== Data for this exercise ==
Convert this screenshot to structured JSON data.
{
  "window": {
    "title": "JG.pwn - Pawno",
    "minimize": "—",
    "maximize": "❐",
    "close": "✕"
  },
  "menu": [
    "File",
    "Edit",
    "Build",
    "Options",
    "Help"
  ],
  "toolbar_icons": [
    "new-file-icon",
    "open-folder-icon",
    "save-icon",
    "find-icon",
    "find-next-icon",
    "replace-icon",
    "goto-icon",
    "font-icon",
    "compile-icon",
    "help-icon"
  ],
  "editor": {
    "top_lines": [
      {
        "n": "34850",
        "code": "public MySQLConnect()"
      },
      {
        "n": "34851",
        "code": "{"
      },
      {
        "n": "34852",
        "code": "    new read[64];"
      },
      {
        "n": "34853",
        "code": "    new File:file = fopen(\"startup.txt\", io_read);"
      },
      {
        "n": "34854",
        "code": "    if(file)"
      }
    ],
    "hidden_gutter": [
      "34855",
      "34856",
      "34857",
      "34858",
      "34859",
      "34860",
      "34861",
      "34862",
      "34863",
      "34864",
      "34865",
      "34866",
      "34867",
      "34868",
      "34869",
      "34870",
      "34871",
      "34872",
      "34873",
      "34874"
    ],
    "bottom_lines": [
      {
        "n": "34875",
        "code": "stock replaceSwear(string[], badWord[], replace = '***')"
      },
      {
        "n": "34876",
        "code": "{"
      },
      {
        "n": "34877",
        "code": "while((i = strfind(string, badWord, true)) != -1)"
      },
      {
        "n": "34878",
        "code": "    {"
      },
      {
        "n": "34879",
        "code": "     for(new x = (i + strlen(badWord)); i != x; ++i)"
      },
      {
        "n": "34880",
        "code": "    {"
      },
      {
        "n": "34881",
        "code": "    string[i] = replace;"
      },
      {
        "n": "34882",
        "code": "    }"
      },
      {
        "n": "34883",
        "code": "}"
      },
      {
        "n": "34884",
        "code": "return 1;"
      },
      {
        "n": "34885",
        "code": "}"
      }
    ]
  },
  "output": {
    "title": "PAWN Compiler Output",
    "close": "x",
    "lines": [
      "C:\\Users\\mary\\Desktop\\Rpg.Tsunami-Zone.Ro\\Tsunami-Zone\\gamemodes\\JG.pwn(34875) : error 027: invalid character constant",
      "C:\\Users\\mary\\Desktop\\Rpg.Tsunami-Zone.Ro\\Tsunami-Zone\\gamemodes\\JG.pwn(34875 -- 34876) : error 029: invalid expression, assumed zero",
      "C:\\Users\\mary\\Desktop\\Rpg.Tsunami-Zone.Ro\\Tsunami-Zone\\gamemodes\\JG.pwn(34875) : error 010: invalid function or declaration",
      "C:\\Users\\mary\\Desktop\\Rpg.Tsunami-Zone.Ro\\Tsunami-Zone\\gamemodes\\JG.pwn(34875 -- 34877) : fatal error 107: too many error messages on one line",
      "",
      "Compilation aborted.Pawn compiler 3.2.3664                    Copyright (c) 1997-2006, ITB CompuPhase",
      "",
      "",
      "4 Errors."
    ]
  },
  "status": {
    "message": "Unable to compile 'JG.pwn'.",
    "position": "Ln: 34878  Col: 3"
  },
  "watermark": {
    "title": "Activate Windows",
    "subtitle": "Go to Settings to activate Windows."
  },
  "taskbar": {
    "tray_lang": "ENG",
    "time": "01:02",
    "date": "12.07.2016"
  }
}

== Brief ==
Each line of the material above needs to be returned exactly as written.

== Output of the task ==
Convert this screenshot to structured JSON data.
{
  "window": {
    "title": "JG.pwn - Pawno",
    "minimize": "—",
    "maximize": "❐",
    "close": "✕"
  },
  "menu": [
    "File",
    "Edit",
    "Build",
    "Options",
    "Help"
  ],
  "toolbar_icons": [
    "new-file-icon",
    "open-folder-icon",
    "save-icon",
    "find-icon",
    "find-next-icon",
    "replace-icon",
    "goto-icon",
    "font-icon",
    "compile-icon",
    "help-icon"
  ],
  "editor": {
    "top_lines": [
      {
        "n": "34850",
        "code": "public MySQLConnect()"
      },
      {
        "n": "34851",
        "code": "{"
      },
      {
        "n": "34852",
        "code": "    new read[64];"
      },
      {
        "n": "34853",
        "code": "    new File:file = fopen(\"startup.txt\", io_read);"
      },
      {
        "n": "34854",
        "code": "    if(file)"
      }
    ],
    "hidden_gutter": [
      "34855",
      "34856",
      "34857",
      "34858",
      "34859",
      "34860",
      "34861",
      "34862",
      "34863",
      "34864",
      "34865",
      "34866",
      "34867",
      "34868",
      "34869",
      "34870",
      "34871",
      "34872",
      "34873",
      "34874"
    ],
    "bottom_lines": [
      {
        "n": "34875",
        "code": "stock replaceSwear(string[], badWord[], replace = '***')"
      },
      {
        "n": "34876",
        "code": "{"
      },
      {
        "n": "34877",
        "code": "while((i = strfind(string, badWord, true)) != -1)"
      },
      {
        "n": "34878",
        "code": "    {"
      },
      {
        "n": "34879",
        "code": "     for(new x = (i + strlen(badWord)); i != x; ++i)"
      },
      {
        "n": "34880",
        "code": "    {"
      },
      {
        "n": "34881",
        "code": "    string[i] = replace;"
      },
      {
        "n": "34882",
        "code": "    }"
      },
      {
        "n": "34883",
        "code": "}"
      },
      {
        "n": "34884",
        "code": "return 1;"
      },
      {
        "n": "34885",
        "code": "}"
      }
    ]
  },
  "output": {
    "title": "PAWN Compiler Output",
    "close": "x",
    "lines": [
      "C:\\Users\\mary\\Desktop\\Rpg.Tsunami-Zone.Ro\\Tsunami-Zone\\gamemodes\\JG.pwn(34875) : error 027: invalid character constant",
      "C:\\Users\\mary\\Desktop\\Rpg.Tsunami-Zone.Ro\\Tsunami-Zone\\gamemodes\\JG.pwn(34875 -- 34876) : error 029: invalid expression, assumed zero",
      "C:\\Users\\mary\\Desktop\\Rpg.Tsunami-Zone.Ro\\Tsunami-Zone\\gamemodes\\JG.pwn(34875) : error 010: invalid function or declaration",
      "C:\\Users\\mary\\Desktop\\Rpg.Tsunami-Zone.Ro\\Tsunami-Zone\\gamemodes\\JG.pwn(34875 -- 34877) : fatal error 107: too many error messages on one line",
      "",
      "Compilation aborted.Pawn compiler 3.2.3664                    Copyright (c) 1997-2006, ITB CompuPhase",
      "",
      "",
      "4 Errors."
    ]
  },
  "status": {
    "message": "Unable to compile 'JG.pwn'.",
    "position": "Ln: 34878  Col: 3"
  },
  "watermark": {
    "title": "Activate Windows",
    "subtitle": "Go to Settings to activate Windows."
  },
  "taskbar": {
    "tray_lang": "ENG",
    "time": "01:02",
    "date": "12.07.2016"
  }
}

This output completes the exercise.